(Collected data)
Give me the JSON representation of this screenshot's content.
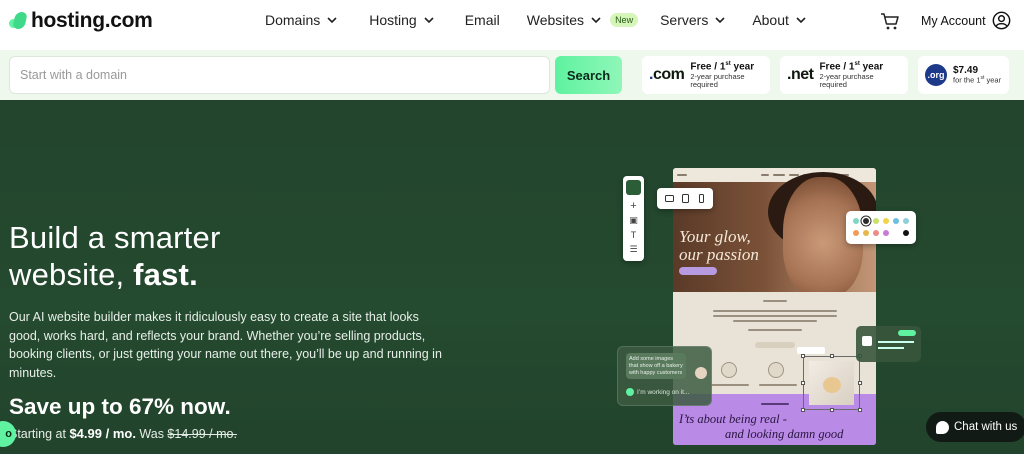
{
  "brand": {
    "name": "hosting.com",
    "colors": {
      "accent": "#5ff2a0",
      "hero_bg": "#23442d",
      "tld_blue": "#1d3a8a"
    }
  },
  "nav": {
    "items": [
      {
        "label": "Domains",
        "has_dropdown": true
      },
      {
        "label": "Hosting",
        "has_dropdown": true
      },
      {
        "label": "Email",
        "has_dropdown": false
      },
      {
        "label": "Websites",
        "has_dropdown": true,
        "badge": "New"
      },
      {
        "label": "Servers",
        "has_dropdown": true
      },
      {
        "label": "About",
        "has_dropdown": true
      }
    ],
    "cart_icon": "cart-icon",
    "account_label": "My Account",
    "account_icon": "user-circle-icon"
  },
  "search": {
    "placeholder": "Start with a domain",
    "button_label": "Search"
  },
  "tld_offers": [
    {
      "tld": ".com",
      "price_prefix": "Free / 1",
      "price_sup": "st",
      "price_suffix": " year",
      "note": "2-year purchase required"
    },
    {
      "tld": ".net",
      "price_prefix": "Free / 1",
      "price_sup": "st",
      "price_suffix": " year",
      "note": "2-year purchase required"
    },
    {
      "tld": ".org",
      "price": "$7.49",
      "note_prefix": "for the 1",
      "note_sup": "st",
      "note_suffix": " year"
    }
  ],
  "hero": {
    "title_line1": "Build a smarter",
    "title_line2_normal": "website, ",
    "title_line2_bold": "fast.",
    "description": "Our AI website builder makes it ridiculously easy to create a site that looks good, works hard, and reflects your brand. Whether you’re selling products, booking clients, or just getting your name out there, you’ll be up and running in minutes.",
    "save_text": "Save up to 67% now.",
    "start_prefix": "Starting at ",
    "start_price": "$4.99 / mo.",
    "was_label": " Was ",
    "was_price": "$14.99 / mo."
  },
  "mockup": {
    "tagline_line1": "Your glow,",
    "tagline_line2": "our passion",
    "purple_line1": "I’ts about being real -",
    "purple_line2": "and looking damn good",
    "ai_message": "Add some images that show off a bakery with happy customers",
    "ai_status": "I’m working on it...",
    "palette_colors": [
      "#7fd6c4",
      "#2b2b2b",
      "#c9e06a",
      "#f0d44a",
      "#6ac0e0",
      "#8fd0d8",
      "#f29a5a",
      "#e6b84a",
      "#f08a8a",
      "#c87ad8",
      "#111111"
    ]
  },
  "chat": {
    "label": "Chat with us"
  }
}
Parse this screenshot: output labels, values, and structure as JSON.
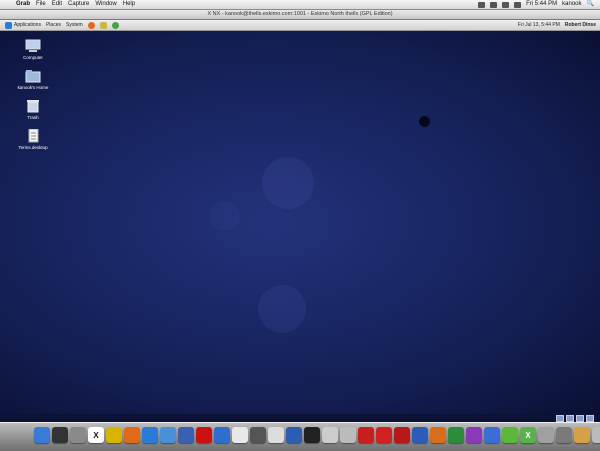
{
  "menubar": {
    "apple": "",
    "app_name": "Grab",
    "items": [
      "File",
      "Edit",
      "Capture",
      "Window",
      "Help"
    ],
    "clock": "Fri 5:44 PM",
    "user": "kanook"
  },
  "window": {
    "title": "X  NX - kanook@thells.eskimo.com:1001 - Eskimo North thells (GPL Edition)"
  },
  "panel": {
    "menus": [
      "Applications",
      "Places",
      "System"
    ],
    "clock": "Fri Jul 13, 5:44 PM",
    "user": "Robert Dinse"
  },
  "desktop": {
    "icons": [
      {
        "label": "Computer",
        "name": "computer-icon"
      },
      {
        "label": "kanook's Home",
        "name": "home-folder-icon"
      },
      {
        "label": "Trash",
        "name": "trash-icon"
      },
      {
        "label": "Terms.desktop",
        "name": "document-icon"
      }
    ]
  },
  "colors": {
    "desktop": "#1a2868",
    "menubar": "#e6e6e6",
    "dock": "#9a9a9a"
  },
  "dock": {
    "items": [
      {
        "name": "finder-icon",
        "color": "#3a7bd5",
        "glyph": ""
      },
      {
        "name": "dashboard-icon",
        "color": "#333333",
        "glyph": ""
      },
      {
        "name": "system-prefs-icon",
        "color": "#8a8a8a",
        "glyph": ""
      },
      {
        "name": "x11-icon",
        "color": "#ffffff",
        "glyph": "X"
      },
      {
        "name": "ring-app-icon",
        "color": "#d6b400",
        "glyph": ""
      },
      {
        "name": "firefox-icon",
        "color": "#e06a1a",
        "glyph": ""
      },
      {
        "name": "safari-icon",
        "color": "#2a7ad8",
        "glyph": ""
      },
      {
        "name": "mail-icon",
        "color": "#4a90d9",
        "glyph": ""
      },
      {
        "name": "thunderbird-icon",
        "color": "#3b5fb3",
        "glyph": ""
      },
      {
        "name": "opera-icon",
        "color": "#cc1111",
        "glyph": ""
      },
      {
        "name": "itunes-icon",
        "color": "#2f6ecf",
        "glyph": ""
      },
      {
        "name": "ical-icon",
        "color": "#e8e8e8",
        "glyph": ""
      },
      {
        "name": "preview-icon",
        "color": "#555555",
        "glyph": ""
      },
      {
        "name": "search-icon",
        "color": "#dddddd",
        "glyph": ""
      },
      {
        "name": "grid-icon",
        "color": "#2d5db0",
        "glyph": ""
      },
      {
        "name": "terminal-icon",
        "color": "#222222",
        "glyph": ""
      },
      {
        "name": "grab-icon",
        "color": "#cccccc",
        "glyph": ""
      },
      {
        "name": "tool-icon",
        "color": "#bbbbbb",
        "glyph": ""
      },
      {
        "name": "red-app-icon",
        "color": "#c81e1e",
        "glyph": ""
      },
      {
        "name": "red-app-2-icon",
        "color": "#d22020",
        "glyph": ""
      },
      {
        "name": "red-app-3-icon",
        "color": "#b81818",
        "glyph": ""
      },
      {
        "name": "blue-app-icon",
        "color": "#2c5bb8",
        "glyph": ""
      },
      {
        "name": "paint-icon",
        "color": "#d86d1a",
        "glyph": ""
      },
      {
        "name": "globe-icon",
        "color": "#2d8c3a",
        "glyph": ""
      },
      {
        "name": "purple-app-icon",
        "color": "#8a3ab8",
        "glyph": ""
      },
      {
        "name": "network-icon",
        "color": "#3a6ed6",
        "glyph": ""
      },
      {
        "name": "green-app-icon",
        "color": "#5cb83a",
        "glyph": ""
      },
      {
        "name": "x11-terminal-icon",
        "color": "#5ab04a",
        "glyph": "X"
      },
      {
        "name": "gray-app-icon",
        "color": "#a0a0a0",
        "glyph": ""
      },
      {
        "name": "stack-icon",
        "color": "#7a7a7a",
        "glyph": ""
      },
      {
        "name": "folder-icon",
        "color": "#d4a048",
        "glyph": ""
      },
      {
        "name": "downloads-icon",
        "color": "#bbbbbb",
        "glyph": ""
      },
      {
        "name": "trash-dock-icon",
        "color": "#e0e0e0",
        "glyph": ""
      }
    ]
  }
}
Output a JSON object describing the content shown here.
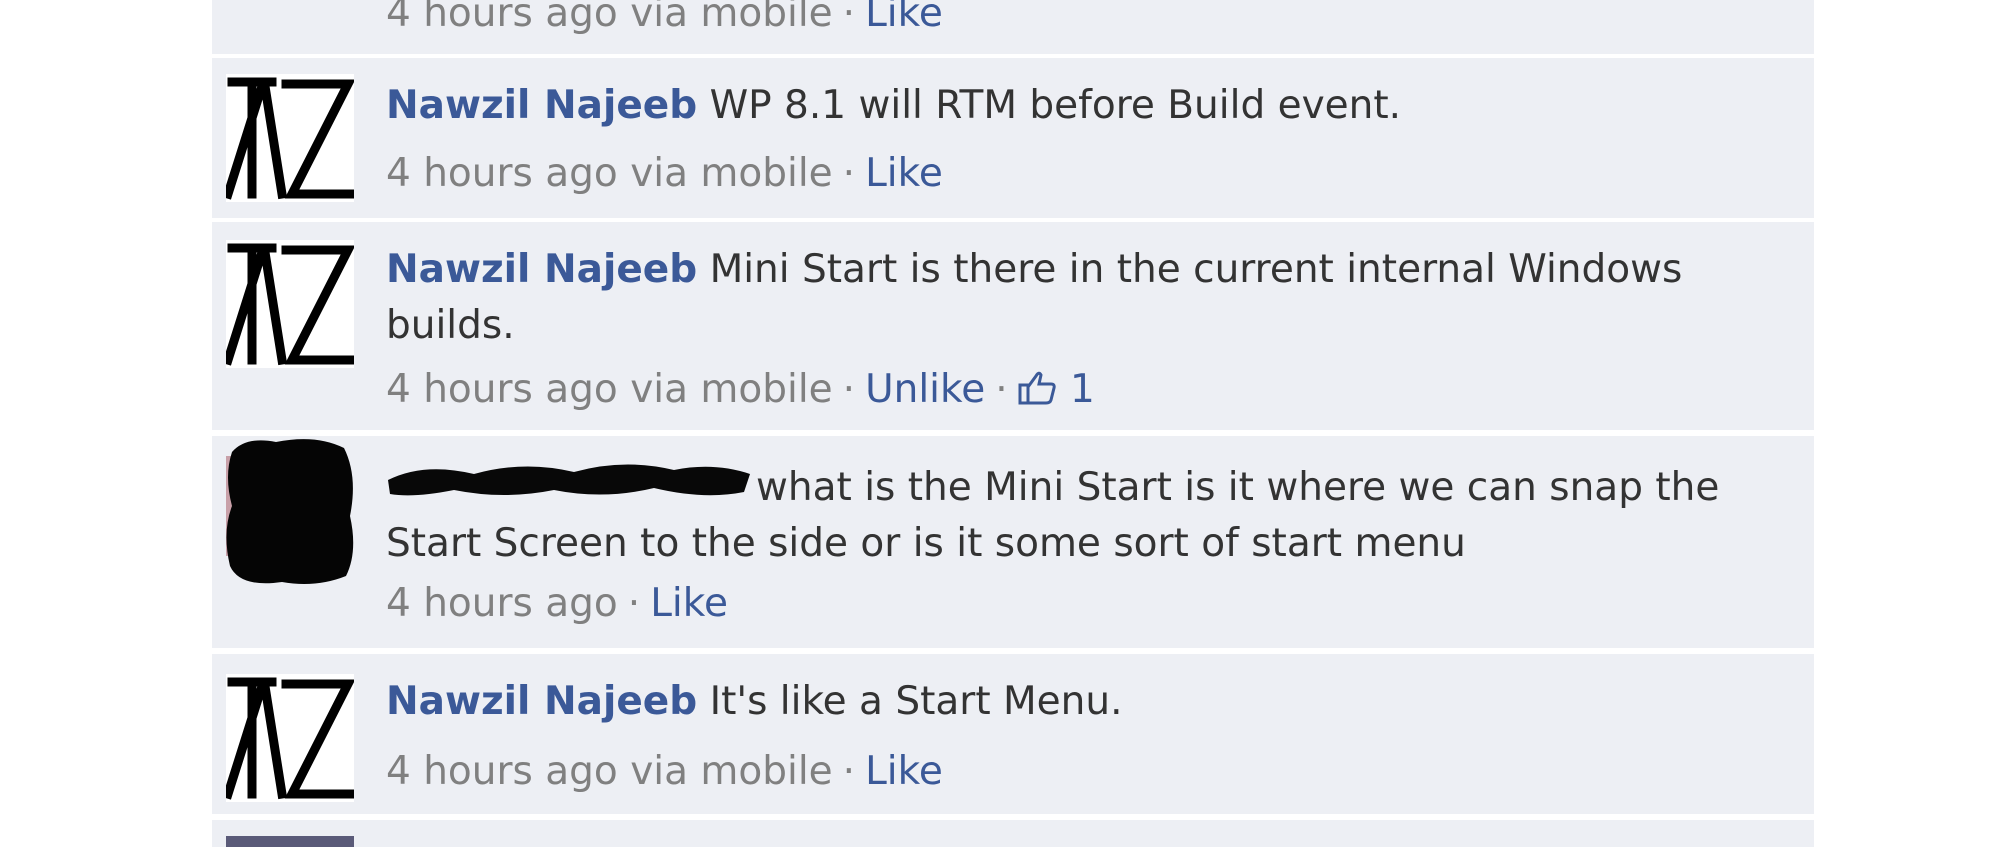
{
  "comments": [
    {
      "meta": {
        "time": "4 hours ago",
        "via": "via mobile",
        "action": "Like"
      }
    },
    {
      "author": "Nawzil Najeeb",
      "text": "WP 8.1 will RTM before Build event.",
      "meta": {
        "time": "4 hours ago",
        "via": "via mobile",
        "action": "Like"
      }
    },
    {
      "author": "Nawzil Najeeb",
      "text": "Mini Start is there in the current internal Windows builds.",
      "meta": {
        "time": "4 hours ago",
        "via": "via mobile",
        "action": "Unlike",
        "like_count": "1"
      }
    },
    {
      "author": "",
      "text": "what is the Mini Start is it where we can snap the Start Screen to the side or is it some sort of start menu",
      "meta": {
        "time": "4 hours ago",
        "action": "Like"
      }
    },
    {
      "author": "Nawzil Najeeb",
      "text": "It's like a Start Menu.",
      "meta": {
        "time": "4 hours ago",
        "via": "via mobile",
        "action": "Like"
      }
    }
  ],
  "colors": {
    "link": "#3b5998",
    "row_bg": "#edeff4",
    "meta": "#808080",
    "text": "#333333"
  },
  "icons": {
    "like": "thumbs-up-icon",
    "nz_avatar": "nz-monogram-logo"
  }
}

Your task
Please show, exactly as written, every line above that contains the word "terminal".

Task result
        "name": "terminal-icon",
        "name": "x11-terminal-icon",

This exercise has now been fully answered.